Documenting how the pandemic affects the careers of women in the pipeline
Our research has documented that women’s career progression to leadership is already paved with gender-specific obstacles (e.g. biased leadership development advice can place women on less upwardly mobile career pathways[vi]). With added gendered career penalties, the current context might only make the ‘glass ceiling’ ‘thicker’. Organisations need a data-driven approach to monitoring how the pandemic affects women’s careers, which should inform organizational interventions to buffer these gendered effects. For instance, AI technology is being discussed in recent years as the emerging game changer in HR practices; it is seen as a means to facilitate recruitment or to drive changes in HR and leadership development practices within organisations. Perhaps one of the best applications of AI could be to collect data on women’s career trajectories and to identify patterns that explain the effects of the pandemic on women’s careers. Data on these differential career penalties should then be used by organisations to inform tangible and bold interventions that put women’s careers back on track (e.g. ensure access to increased developmental opportunities in the aftermath of the crisis).
Reconfiguring collective understandings of what ‘good’ leadership looks like
The positive examples of female leadership and the expansion/questioning of leadership skills called for in this crisis will hopefully broaden our collective understanding of what ‘good’ leadership looks like, fostering more gynandrous leadership models (i.e. that embrace both so called ‘feminine’ and ‘masculine' behaviours)[vii]. This could shape organizations’ future recruitment, promotion, and leadership development agendas. If organisations institutionalise gynandrous leadership, it could lead to democratising selection and upwards progression as we move away from the “white male” job applicant profile which is still prevalent in recruitment in many industries, to one where more rounded and gender-inclusive leadership skills are sought and valued.
Investing in women’s leadership development

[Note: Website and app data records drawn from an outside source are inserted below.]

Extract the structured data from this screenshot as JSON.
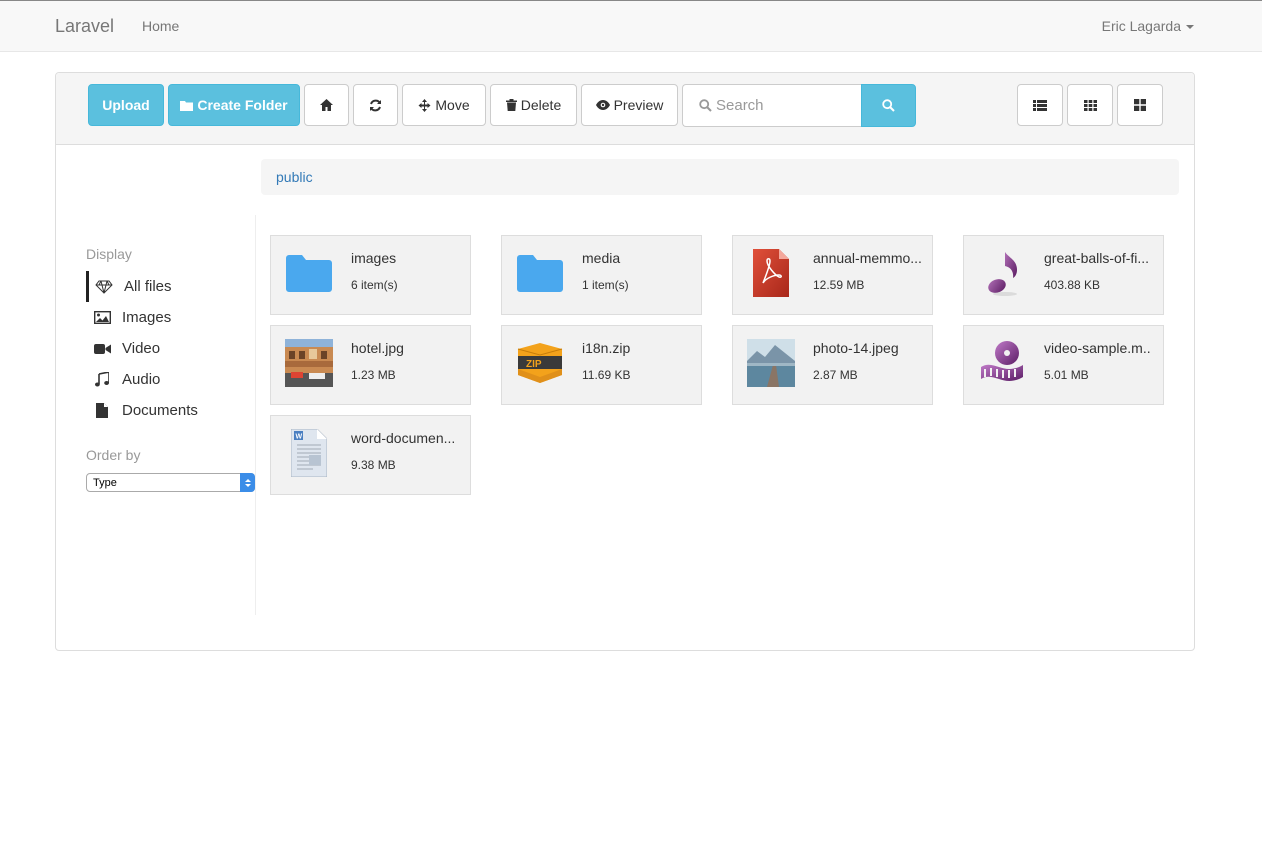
{
  "navbar": {
    "brand": "Laravel",
    "home": "Home",
    "user": "Eric Lagarda"
  },
  "toolbar": {
    "upload": "Upload",
    "create_folder": "Create Folder",
    "move": "Move",
    "delete": "Delete",
    "preview": "Preview",
    "search_placeholder": "Search"
  },
  "breadcrumb": {
    "current": "public"
  },
  "sidebar": {
    "display_heading": "Display",
    "items": [
      {
        "label": "All files",
        "icon": "diamond-icon",
        "active": true
      },
      {
        "label": "Images",
        "icon": "picture-icon",
        "active": false
      },
      {
        "label": "Video",
        "icon": "video-camera-icon",
        "active": false
      },
      {
        "label": "Audio",
        "icon": "music-note-icon",
        "active": false
      },
      {
        "label": "Documents",
        "icon": "document-icon",
        "active": false
      }
    ],
    "order_heading": "Order by",
    "order_value": "Type"
  },
  "files": [
    {
      "name": "images",
      "meta": "6 item(s)",
      "kind": "folder"
    },
    {
      "name": "media",
      "meta": "1 item(s)",
      "kind": "folder"
    },
    {
      "name": "annual-memmo...",
      "meta": "12.59 MB",
      "kind": "pdf"
    },
    {
      "name": "great-balls-of-fi...",
      "meta": "403.88 KB",
      "kind": "audio"
    },
    {
      "name": "hotel.jpg",
      "meta": "1.23 MB",
      "kind": "image-hotel"
    },
    {
      "name": "i18n.zip",
      "meta": "11.69 KB",
      "kind": "zip"
    },
    {
      "name": "photo-14.jpeg",
      "meta": "2.87 MB",
      "kind": "image-lake"
    },
    {
      "name": "video-sample.m..",
      "meta": "5.01 MB",
      "kind": "video"
    },
    {
      "name": "word-documen...",
      "meta": "9.38 MB",
      "kind": "word"
    }
  ],
  "colors": {
    "info": "#5bc0de",
    "folder": "#4aa8ee",
    "link": "#337ab7"
  }
}
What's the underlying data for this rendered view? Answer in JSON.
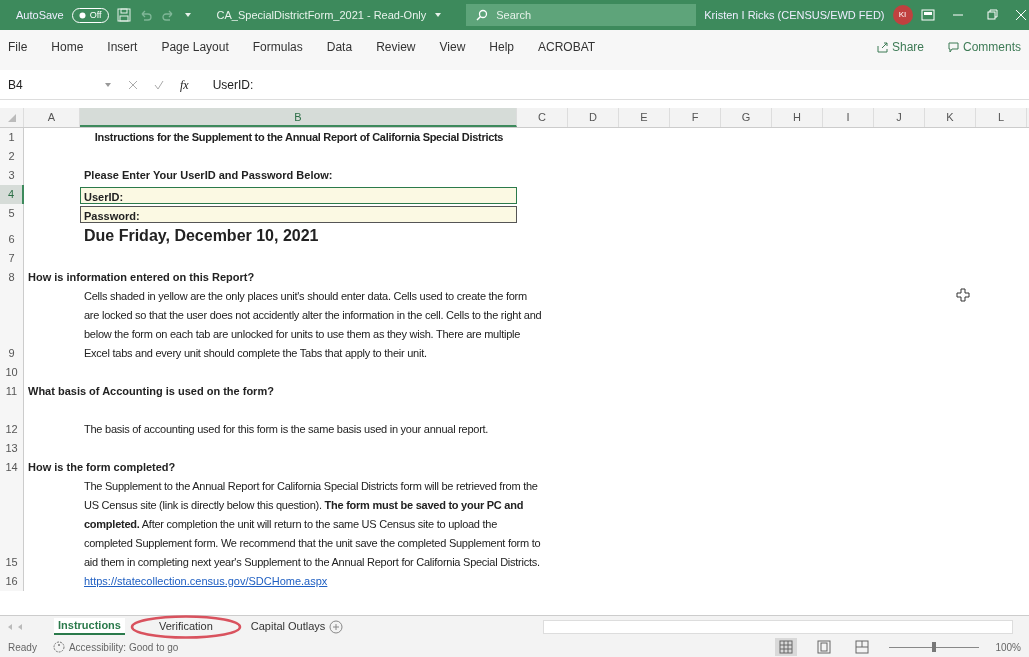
{
  "title_bar": {
    "autosave": {
      "label": "AutoSave",
      "state_label": "Off",
      "on": false
    },
    "document_title": "CA_SpecialDistrictForm_2021  -  Read-Only",
    "search": {
      "placeholder": "Search"
    },
    "user": {
      "name": "Kristen I Ricks (CENSUS/EWD FED)",
      "initials": "KI"
    }
  },
  "ribbon": {
    "tabs": [
      "File",
      "Home",
      "Insert",
      "Page Layout",
      "Formulas",
      "Data",
      "Review",
      "View",
      "Help",
      "ACROBAT"
    ],
    "share": "Share",
    "comments": "Comments"
  },
  "formula_bar": {
    "name_box": "B4",
    "function_label": "fx",
    "content": "UserID:"
  },
  "columns": [
    {
      "label": "A",
      "selected": false
    },
    {
      "label": "B",
      "selected": true
    },
    {
      "label": "C",
      "selected": false
    },
    {
      "label": "D",
      "selected": false
    },
    {
      "label": "E",
      "selected": false
    },
    {
      "label": "F",
      "selected": false
    },
    {
      "label": "G",
      "selected": false
    },
    {
      "label": "H",
      "selected": false
    },
    {
      "label": "I",
      "selected": false
    },
    {
      "label": "J",
      "selected": false
    },
    {
      "label": "K",
      "selected": false
    },
    {
      "label": "L",
      "selected": false
    }
  ],
  "rows": [
    {
      "number": "1",
      "selected": false,
      "kind": "title",
      "text": "Instructions for the Supplement to the Annual Report of California Special Districts"
    },
    {
      "number": "2",
      "selected": false,
      "kind": "blank"
    },
    {
      "number": "3",
      "selected": false,
      "kind": "label",
      "text": "Please  Enter Your UserID and Password Below:"
    },
    {
      "number": "4",
      "selected": true,
      "kind": "field",
      "text": "UserID:",
      "active": true
    },
    {
      "number": "5",
      "selected": false,
      "kind": "field",
      "text": "Password:",
      "active": false
    },
    {
      "number": "6",
      "selected": false,
      "kind": "due",
      "text": "Due Friday, December 10, 2021"
    },
    {
      "number": "7",
      "selected": false,
      "kind": "blank"
    },
    {
      "number": "8",
      "selected": false,
      "kind": "question",
      "text": "How is information entered on this Report?"
    },
    {
      "number": "9",
      "selected": false,
      "kind": "paragraph",
      "text": "Cells shaded in yellow are the only places unit's should enter data.  Cells used to create the form are locked so that the user does not accidently alter the information in the cell.  Cells to the right and below the form on each tab are unlocked for units to use them as they wish.  There are multiple Excel tabs and every unit should complete the Tabs that apply to their unit."
    },
    {
      "number": "10",
      "selected": false,
      "kind": "blank"
    },
    {
      "number": "11",
      "selected": false,
      "kind": "question",
      "text": "What basis of Accounting is used on the form?"
    },
    {
      "number": "12",
      "selected": false,
      "kind": "paragraph",
      "text": "The basis of accounting used for this form is the same basis used in your annual report."
    },
    {
      "number": "13",
      "selected": false,
      "kind": "blank"
    },
    {
      "number": "14",
      "selected": false,
      "kind": "question",
      "text": "How is the form completed?"
    },
    {
      "number": "15",
      "selected": false,
      "kind": "paragraph",
      "text": "The Supplement to the Annual Report for California Special Districts form will be retrieved from the US Census site (link is directly below this question).  **The form must be saved to your PC and completed.**  After completion the unit will return to the same US Census site to upload the completed Supplement form.  We recommend that the unit save the completed Supplement form to aid them in completing next year's Supplement to the Annual Report for California Special Districts."
    },
    {
      "number": "16",
      "selected": false,
      "kind": "link",
      "text": "https://statecollection.census.gov/SDCHome.aspx"
    }
  ],
  "sheet_tabs": [
    {
      "label": "Instructions",
      "selected": true,
      "circled": false
    },
    {
      "label": "Verification",
      "selected": false,
      "circled": true
    },
    {
      "label": "Capital Outlays",
      "selected": false,
      "circled": false
    }
  ],
  "status_bar": {
    "state": "Ready",
    "accessibility": "Accessibility: Good to go",
    "views": [
      {
        "kind": "normal",
        "selected": true
      },
      {
        "kind": "page_layout",
        "selected": false
      },
      {
        "kind": "page_break",
        "selected": false
      }
    ],
    "zoom": {
      "level": 0.5,
      "reading": "100%"
    }
  }
}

With the economic uncertainty this crisis brings, it will be tempting for organizations to halt investments in their leadership development, and in the diversity and inclusion (D&I) agenda more broadly. Decision-making around who gets support for leadership development (and who doesn’t) may also become more political, due to limited resources. However, now is not the time to freeze spending for leadership development or to neglect talent management interventions meant to support female talent. Perhaps the challenge is to find novel, more cost-effective ways of supporting women’s careers by debiasing core talent management processes that will remain in place and by proactively putting on the D&I agenda the gendered (including the intersectional) effects of the pandemic. After all, values get tested during crises and this pandemic will reveal how committed organisations truly are to gender equality in the workplace.
[ii] Eagly, A. H., & Carli, L. L. (2007). Through the labyrinth: The truth about how women become leaders. Boston: Harvard Business School Press.
[iii] Eagly, A. H., & Karau, S. J. (2002). Role congruity theory of prejudice toward female leaders. Psychological Review, 109: 573-598
[vi] Doldor, E., Wyatt, M., & Silvester, J. (2019). Statesmen or cheerleaders? Using topic modelling to identify gendered messages in leadership developmental feedback. The Leadership Quarterly: 30(5)
[vii] Athanasopoulou, A., Moss Cowan, A., Smets, M. & Morris, T. (2018). Claiming the corner office: female CEO careers and implications for leadership development, Human Resource Management, 57(2): 617-639